Fouad Makhzoumi, in an interview with the Independent, insisted that there was nothing improper about the meeting held at the Ministry of Defence in 1992, which was also attended by defence officials. At the time, Mr Aitken was Minister for Defence Procurement and had recently stepped down from his role as a non-executive director of one of Mr Makhzoumi's companies, Future Management Services.
Mr Makhzoumi said that at the time he was anxious to rebuild links between Britain and the Lebanon and asked Mr Aitken, whom he had known for some years, to assist in setting up an arms deal. Mr Aitken directed him towards defence ministry officials and after talks, a final meeting with Mr Aitken was held at which, Mr Makhzoumi says, the "green light'' was given to the deal. In a statement earlier this month Mr Aitken said that, after initial contacts, he had handed the matter over to the ministry and thereafter not participated directly in negotiations with the Makhzoumis.
In his interview, Mr Makhzoumi said that he had decided to attempt what he called a "rapprochement" between the two countries and asked Lebanon's paramilitary Internal Security Forces what military equipment they required before first raising the matter with Mr Aitken.
"So I approached Jonathan and I said, `How can we help the British government to try to reach these objectives?' He said: `Fouad, of course, we as a government would always appreciate and welcome any assistance that can be given to help the British government and to help British industry. But you see as a minister, I can only direct you and put you on the right track and really the best people that can help ... you are a very specific organisation at the Ministry of Defence called DESO [the Defence Export Sales Organisation] ... these are the people who know what is allowed, what is not allowed and how the system should work."
Mr Makhzoumi, who described some of the officials he met as "junior clerks", subsequently sought his meeting with Mr Aitken at the ministry. "We had taken several steps with Defence Export Sales Organisation people before we had this meeting," he said. "They needed the green light to proceed in order to get things moving." In addition to Mr Aitken, the meeting was attended by the minister's private secretary "who was taking notes", and by a DESO official whom he identified as Richard Jones.
According to Mr Makhzoumi, the initial approach to Mr Aitken had also led to a series of meetings between British and Lebanese military attachs at their respective embassies in Beirut and London in late 1992.
As a result of the talks, the British government agreed, according to Mr Makhzoumi, to sell "four or five" second-hand customs and excise vessels to the smuggling along the Lebanese coast, as well as three thousand second- hand self-loading rifles - 1,000 of them free of charge, the remaining 2,000 at pounds £80 a rifle - which are due to arrive in Beirut this week.

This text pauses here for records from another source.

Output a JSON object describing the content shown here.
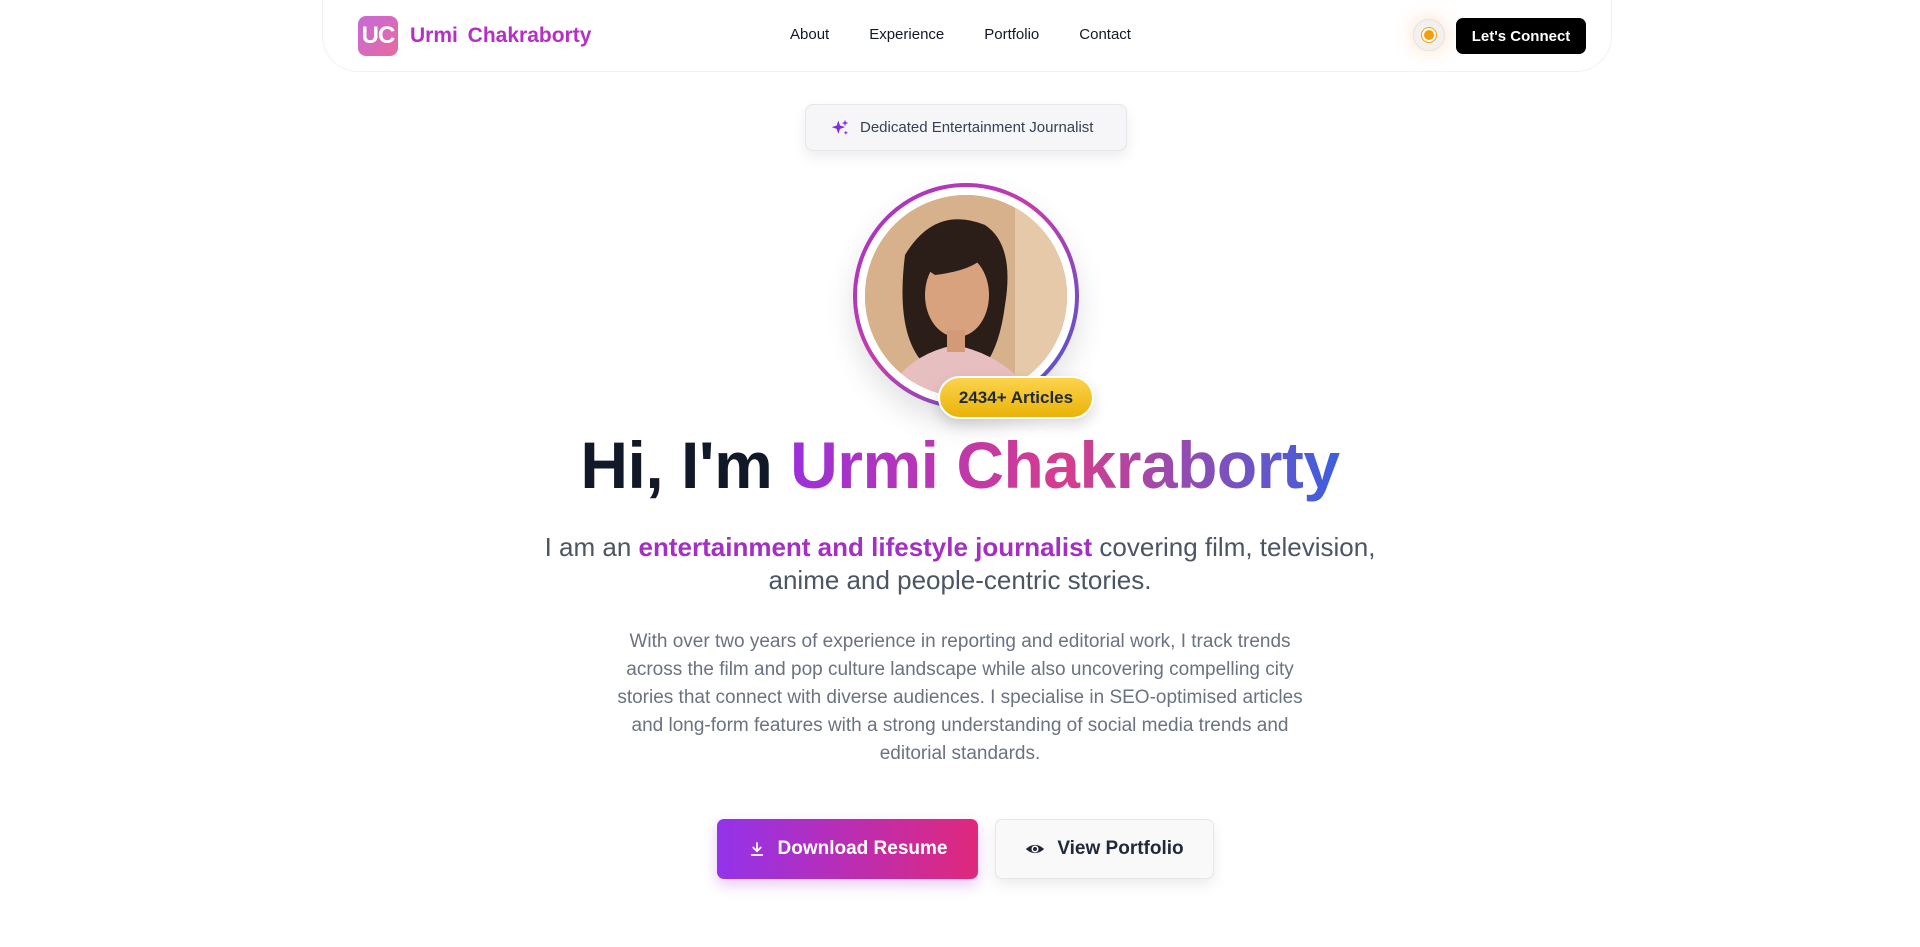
{
  "nav": {
    "logo_initials": "UC",
    "brand_name": "Urmi Chakraborty",
    "links": [
      {
        "label": "About"
      },
      {
        "label": "Experience"
      },
      {
        "label": "Portfolio"
      },
      {
        "label": "Contact"
      }
    ],
    "theme_toggle_icon": "sun-icon",
    "connect_label": "Let's Connect"
  },
  "hero": {
    "badge_icon": "sparkles-icon",
    "badge_text": "Dedicated Entertainment Journalist",
    "avatar_alt": "profile-photo",
    "articles_count": "2434+ Articles",
    "heading_prefix": "Hi, I'm",
    "heading_name": "Urmi Chakraborty",
    "tagline_prefix": "I am an",
    "tagline_highlight": "entertainment and lifestyle journalist",
    "tagline_suffix": "covering film, television, anime and people-centric stories.",
    "description": "With over two years of experience in reporting and editorial work, I track trends across the film and pop culture landscape while also uncovering compelling city stories that connect with diverse audiences. I specialise in SEO-optimised articles and long-form features with a strong understanding of social media trends and editorial standards.",
    "download_label": "Download Resume",
    "download_icon": "download-icon",
    "view_label": "View Portfolio",
    "view_icon": "eye-icon"
  },
  "colors": {
    "brand_purple": "#a42fc4",
    "brand_pink": "#e0287c",
    "brand_blue": "#3b5fe0",
    "badge_yellow": "#eab308",
    "connect_bg": "#000000"
  }
}
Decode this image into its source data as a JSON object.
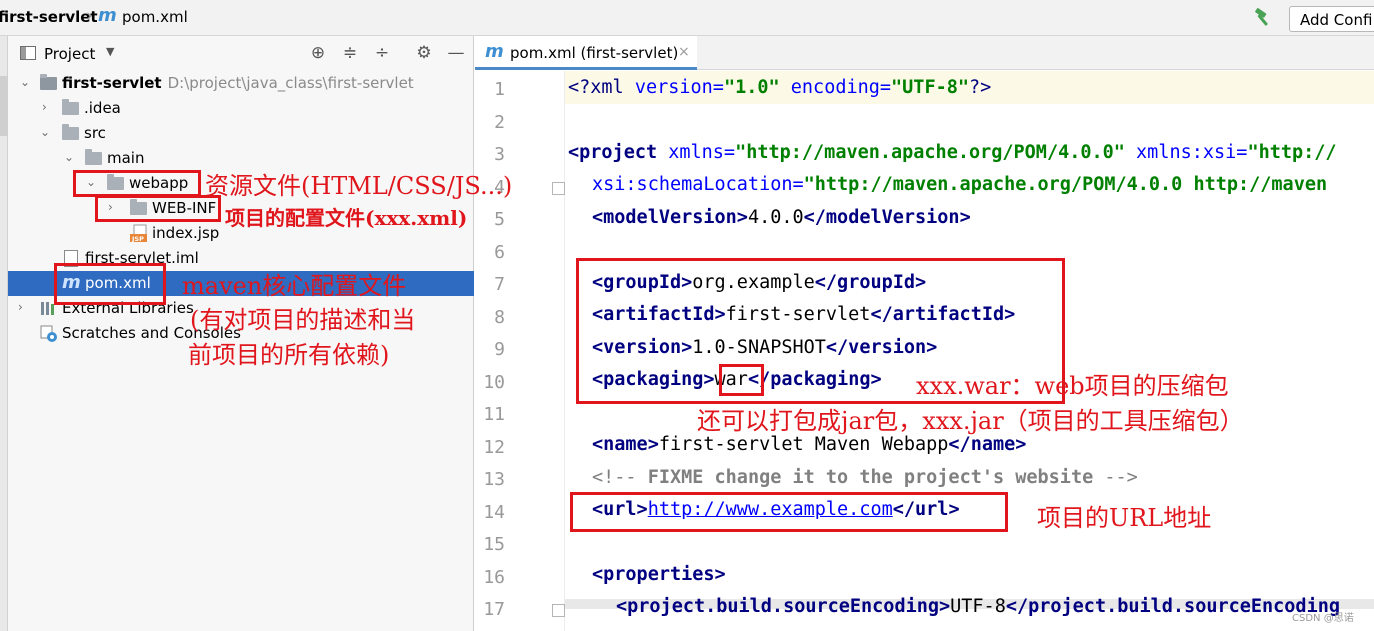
{
  "breadcrumb": {
    "project": "first-servlet",
    "file": "pom.xml",
    "m_glyph": "m"
  },
  "toolbar": {
    "add_config_label": "Add Confi",
    "build_icon": "hammer-icon"
  },
  "project_panel": {
    "title": "Project",
    "tree": {
      "root_label": "first-servlet",
      "root_path": "D:\\project\\java_class\\first-servlet",
      "idea": ".idea",
      "src": "src",
      "main": "main",
      "webapp": "webapp",
      "webinf": "WEB-INF",
      "index_jsp": "index.jsp",
      "iml": "first-servlet.iml",
      "pom": "pom.xml",
      "ext_libs": "External Libraries",
      "scratches": "Scratches and Consoles"
    }
  },
  "editor": {
    "tab_label": "pom.xml (first-servlet)",
    "tab_close": "×",
    "line_numbers": [
      "1",
      "2",
      "3",
      "4",
      "5",
      "6",
      "7",
      "8",
      "9",
      "10",
      "11",
      "12",
      "13",
      "14",
      "15",
      "16",
      "17"
    ],
    "code": {
      "l1_decl_open": "<?xml ",
      "l1_a1": "version=",
      "l1_v1": "\"1.0\"",
      "l1_a2": " encoding=",
      "l1_v2": "\"UTF-8\"",
      "l1_decl_close": "?>",
      "l3_tag": "<project",
      "l3_a1": " xmlns=",
      "l3_v1": "\"http://maven.apache.org/POM/4.0.0\"",
      "l3_a2": " xmlns:xsi=",
      "l3_v2": "\"http://",
      "l4_a": "xsi:schemaLocation=",
      "l4_v": "\"http://maven.apache.org/POM/4.0.0 http://maven",
      "l5_open": "<modelVersion>",
      "l5_val": "4.0.0",
      "l5_close": "</modelVersion>",
      "l7_open": "<groupId>",
      "l7_val": "org.example",
      "l7_close": "</groupId>",
      "l8_open": "<artifactId>",
      "l8_val": "first-servlet",
      "l8_close": "</artifactId>",
      "l9_open": "<version>",
      "l9_val": "1.0-SNAPSHOT",
      "l9_close": "</version>",
      "l10_open": "<packaging>",
      "l10_val": "war",
      "l10_close": "</packaging>",
      "l12_open": "<name>",
      "l12_val": "first-servlet Maven Webapp",
      "l12_close": "</name>",
      "l13_a": "<!-- ",
      "l13_b": "FIXME change it to the project's website",
      "l13_c": " -->",
      "l14_open": "<url>",
      "l14_val": "http://www.example.com",
      "l14_close": "</url>",
      "l16_open": "<properties>",
      "l17_open": "<project.build.sourceEncoding>",
      "l17_val": "UTF-8",
      "l17_close": "</project.build.sourceEncoding"
    }
  },
  "annotations": {
    "webapp_note": "资源文件(HTML/CSS/JS...)",
    "webinf_note": "项目的配置文件(xxx.xml)",
    "pom_note_1": "maven核心配置文件",
    "pom_note_2": "(有对项目的描述和当",
    "pom_note_3": "前项目的所有依赖)",
    "war_note": "xxx.war：web项目的压缩包",
    "jar_note": "还可以打包成jar包，xxx.jar（项目的工具压缩包）",
    "url_note": "项目的URL地址"
  },
  "watermark": "CSDN @思诺",
  "colors": {
    "annotation_red": "#e0161c",
    "selection_blue": "#2f6cc1",
    "xml_tag": "#000080",
    "xml_attr": "#0000ff",
    "xml_value": "#008000"
  }
}
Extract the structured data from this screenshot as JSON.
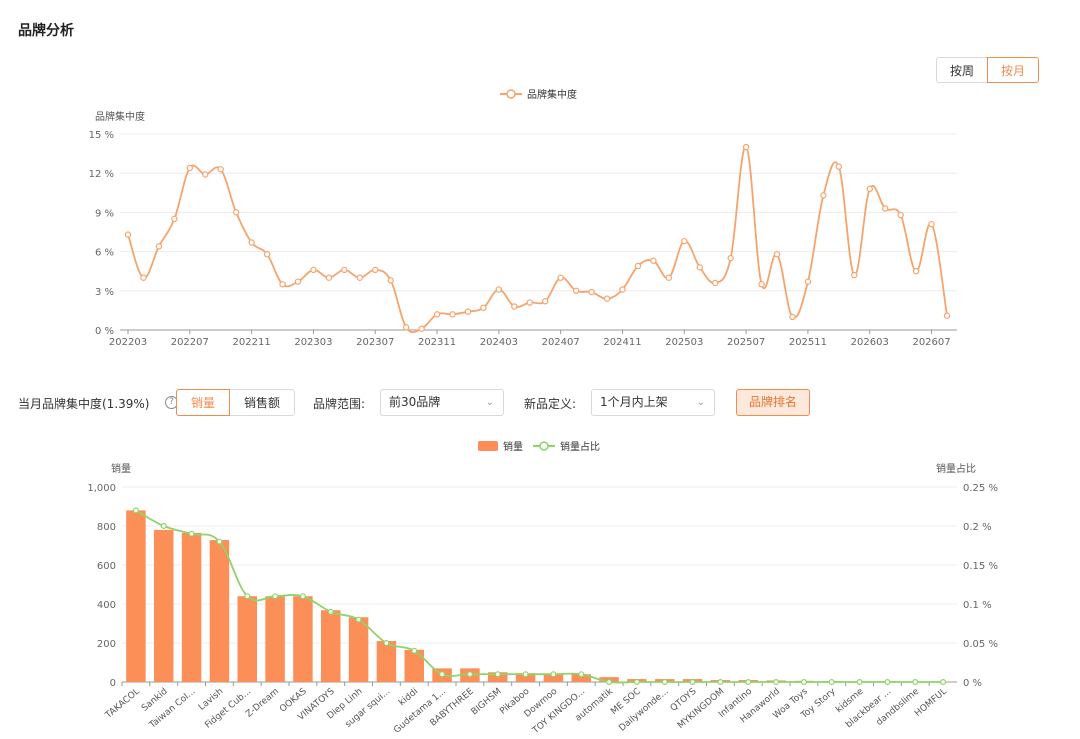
{
  "page_title": "品牌分析",
  "period_toggle": {
    "week_label": "按周",
    "month_label": "按月",
    "active": "month"
  },
  "controls": {
    "concentration_label": "当月品牌集中度(1.39%)",
    "metric_tabs": [
      "销量",
      "销售额"
    ],
    "active_metric": "销量",
    "brand_range_label": "品牌范围:",
    "brand_range_value": "前30品牌",
    "new_def_label": "新品定义:",
    "new_def_value": "1个月内上架",
    "rank_button": "品牌排名"
  },
  "colors": {
    "accent": "#f08c4f",
    "line_orange": "#f5a46e",
    "bar": "#fb8f57",
    "share_line": "#8fd36b",
    "grid": "#ececec"
  },
  "chart_data": [
    {
      "type": "line",
      "legend": [
        "品牌集中度"
      ],
      "legend_position": "top-center",
      "ylabel": "品牌集中度",
      "y_unit": "%",
      "ylim": [
        0,
        15
      ],
      "yticks": [
        0,
        3,
        6,
        9,
        12,
        15
      ],
      "ytick_labels": [
        "0 %",
        "3 %",
        "6 %",
        "9 %",
        "12 %",
        "15 %"
      ],
      "x": [
        "202203",
        "202204",
        "202205",
        "202206",
        "202207",
        "202208",
        "202209",
        "202210",
        "202211",
        "202212",
        "202301",
        "202302",
        "202303",
        "202304",
        "202305",
        "202306",
        "202307",
        "202308",
        "202309",
        "202310",
        "202311",
        "202312",
        "202401",
        "202402",
        "202403",
        "202404",
        "202405",
        "202406",
        "202407",
        "202408",
        "202409",
        "202410",
        "202411",
        "202412",
        "202501",
        "202502",
        "202503",
        "202504",
        "202505",
        "202506",
        "202507",
        "202508",
        "202509",
        "202510",
        "202511",
        "202512",
        "202601",
        "202602",
        "202603",
        "202604",
        "202605",
        "202606",
        "202607",
        "202608"
      ],
      "xtick_labels": [
        "202203",
        "202207",
        "202211",
        "202303",
        "202307",
        "202311",
        "202403",
        "202407",
        "202411",
        "202503",
        "202507",
        "202511",
        "202603",
        "202607"
      ],
      "series": [
        {
          "name": "品牌集中度",
          "values": [
            7.3,
            4.0,
            6.4,
            8.5,
            12.4,
            11.9,
            12.3,
            9.0,
            6.7,
            5.8,
            3.5,
            3.7,
            4.6,
            4.0,
            4.6,
            4.0,
            4.6,
            3.8,
            0.2,
            0.1,
            1.2,
            1.2,
            1.4,
            1.7,
            3.1,
            1.8,
            2.1,
            2.2,
            4.0,
            3.0,
            2.9,
            2.4,
            3.1,
            4.9,
            5.3,
            4.0,
            6.8,
            4.8,
            3.6,
            5.5,
            14.0,
            3.5,
            5.8,
            1.0,
            3.7,
            10.3,
            12.5,
            4.2,
            10.8,
            9.3,
            8.8,
            4.5,
            8.1,
            1.1
          ]
        }
      ],
      "grid": true
    },
    {
      "type": "bar",
      "legend": [
        "销量",
        "销量占比"
      ],
      "legend_position": "top-center",
      "ylabel": "销量",
      "ylabel_right": "销量占比",
      "ylim": [
        0,
        1000
      ],
      "yticks": [
        0,
        200,
        400,
        600,
        800,
        1000
      ],
      "ytick_labels": [
        "0",
        "200",
        "400",
        "600",
        "800",
        "1,000"
      ],
      "ylim_right": [
        0,
        0.25
      ],
      "yticks_right_labels": [
        "0 %",
        "0.05 %",
        "0.1 %",
        "0.15 %",
        "0.2 %",
        "0.25 %"
      ],
      "categories": [
        "TAKACOL",
        "Sankid",
        "Taiwan Col...",
        "Lavish",
        "Fidget Cub...",
        "Z-Dream",
        "OOKAS",
        "VINATOYS",
        "Diep Linh",
        "sugar squi...",
        "kiddi",
        "Gudetama 1...",
        "BABYTHREE",
        "BIGHSM",
        "Pikaboo",
        "Dowmoo",
        "TOY KINGDO...",
        "automatik",
        "ME SOC",
        "Dailywonde...",
        "QTOYS",
        "MYKINGDOM",
        "Infantino",
        "Hanaworld",
        "Woa Toys",
        "Toy Story",
        "kidsme",
        "blackbear ...",
        "dandbslime",
        "HOMFUL"
      ],
      "series": [
        {
          "name": "销量",
          "type": "bar",
          "values": [
            880,
            780,
            765,
            728,
            440,
            440,
            440,
            368,
            332,
            210,
            165,
            70,
            70,
            50,
            45,
            42,
            40,
            25,
            15,
            15,
            15,
            10,
            10,
            8,
            6,
            5,
            4,
            4,
            3,
            2
          ]
        },
        {
          "name": "销量占比",
          "type": "line",
          "axis": "right",
          "values": [
            0.22,
            0.2,
            0.19,
            0.18,
            0.11,
            0.11,
            0.11,
            0.09,
            0.08,
            0.05,
            0.04,
            0.01,
            0.01,
            0.01,
            0.01,
            0.01,
            0.01,
            0,
            0,
            0,
            0,
            0,
            0,
            0,
            0,
            0,
            0,
            0,
            0,
            0
          ]
        }
      ],
      "grid": true
    }
  ]
}
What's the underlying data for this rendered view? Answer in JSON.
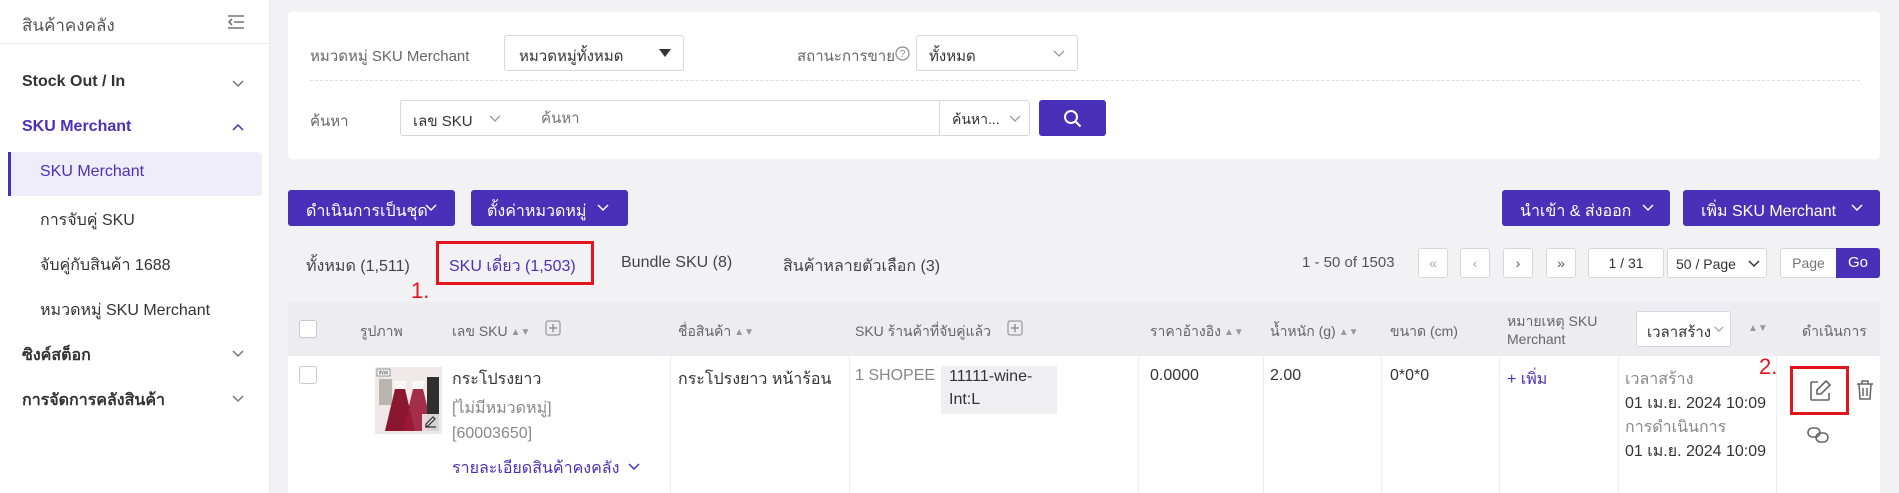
{
  "sidebar": {
    "title": "สินค้าคงคลัง",
    "groups": [
      {
        "label": "Stock Out / In"
      },
      {
        "label": "SKU Merchant"
      },
      {
        "label": "ซิงค์สต็อก"
      },
      {
        "label": "การจัดการคลังสินค้า"
      }
    ],
    "items": [
      {
        "label": "SKU Merchant"
      },
      {
        "label": "การจับคู่ SKU"
      },
      {
        "label": "จับคู่กับสินค้า 1688"
      },
      {
        "label": "หมวดหมู่ SKU Merchant"
      }
    ]
  },
  "filters": {
    "category_label": "หมวดหมู่ SKU Merchant",
    "category_value": "หมวดหมู่ทั้งหมด",
    "status_label": "สถานะการขาย",
    "status_value": "ทั้งหมด",
    "search_label": "ค้นหา",
    "search_field": "เลข SKU",
    "search_placeholder": "ค้นหา",
    "search_mode": "ค้นหา..."
  },
  "toolbar": {
    "bulk_action": "ดำเนินการเป็นชุด",
    "set_category": "ตั้งค่าหมวดหมู่",
    "import_export": "นำเข้า & ส่งออก",
    "add_sku": "เพิ่ม SKU Merchant"
  },
  "tabs": [
    {
      "label": "ทั้งหมด (1,511)"
    },
    {
      "label": "SKU เดี่ยว (1,503)"
    },
    {
      "label": "Bundle SKU (8)"
    },
    {
      "label": "สินค้าหลายตัวเลือก (3)"
    }
  ],
  "annotations": {
    "one": "1.",
    "two": "2."
  },
  "pagination": {
    "range": "1 - 50 of 1503",
    "page": "1 / 31",
    "per_page": "50 / Page",
    "page_placeholder": "Page",
    "go": "Go"
  },
  "table": {
    "headers": {
      "image": "รูปภาพ",
      "sku": "เลข SKU",
      "name": "ชื่อสินค้า",
      "matched": "SKU ร้านค้าที่จับคู่แล้ว",
      "price": "ราคาอ้างอิง",
      "weight": "น้ำหนัก (g)",
      "size": "ขนาด (cm)",
      "note_line1": "หมายเหตุ SKU",
      "note_line2": "Merchant",
      "time_select": "เวลาสร้าง",
      "actions": "ดำเนินการ"
    },
    "row": {
      "sku_name": "กระโปรงยาว",
      "category": "[ไม่มีหมวดหมู่]",
      "sku_id": "[60003650]",
      "detail_link": "รายละเอียดสินค้าคงคลัง",
      "product_name": "กระโปรงยาว หน้าร้อน",
      "shop": "1 SHOPEE",
      "matched_sku_line1": "11111-wine-",
      "matched_sku_line2": "Int:L",
      "price": "0.0000",
      "weight": "2.00",
      "size": "0*0*0",
      "note_add": "+ เพิ่ม",
      "created_label": "เวลาสร้าง",
      "created_time": "01 เม.ย. 2024 10:09",
      "updated_label": "การดำเนินการ",
      "updated_time": "01 เม.ย. 2024 10:09"
    }
  }
}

Mr Makhzoumi says that he himself made no money out of the government- to-government transaction and that Mr Aitken, who resigned from his directorships in Makhzoumi companies when he became minister, did not stand to make any personal gain. Mr Makhzoumi agreed that his companies might gain long-term benefit from the small-scale arms deal, but only if it was followed up by further sales in which his companies could be used in vehicle maintenance and security logistics.
Mr Aitken's statement, made on 10th April in response to allegations by the Guardian and World in Action, said: "I was approached in late 1992 by the Makhzoumi brothers, who have been longstanding personal friends and former banking clients of mine, asking about defence sales possibilities in Lebanon.
`As the minister responsible for defence exports, i acted entirely correctly by turning the whole matter over to Ministry of Defence officials within the Defence Exports Sales Organisation. `I believe that MoD records will show clearly that i acted with scrupulous propriety, both by reporting any former relevant banking connection with the Makhzoumis to officials and by thereafter not participating directly in negotians with the Makhzoumis on this matter (which was very small in the scale of defence exports)."
In a statement made through a spokesman Mr Aitken said yesterday that he had "nothing to add or subtract" from the statement he made on 10th April. "The statement was not made off the top of the head. All meetings were attended by MoD officials who made copious notes. These were checked. As far as we are concern the matter is entirely clear."Reuse content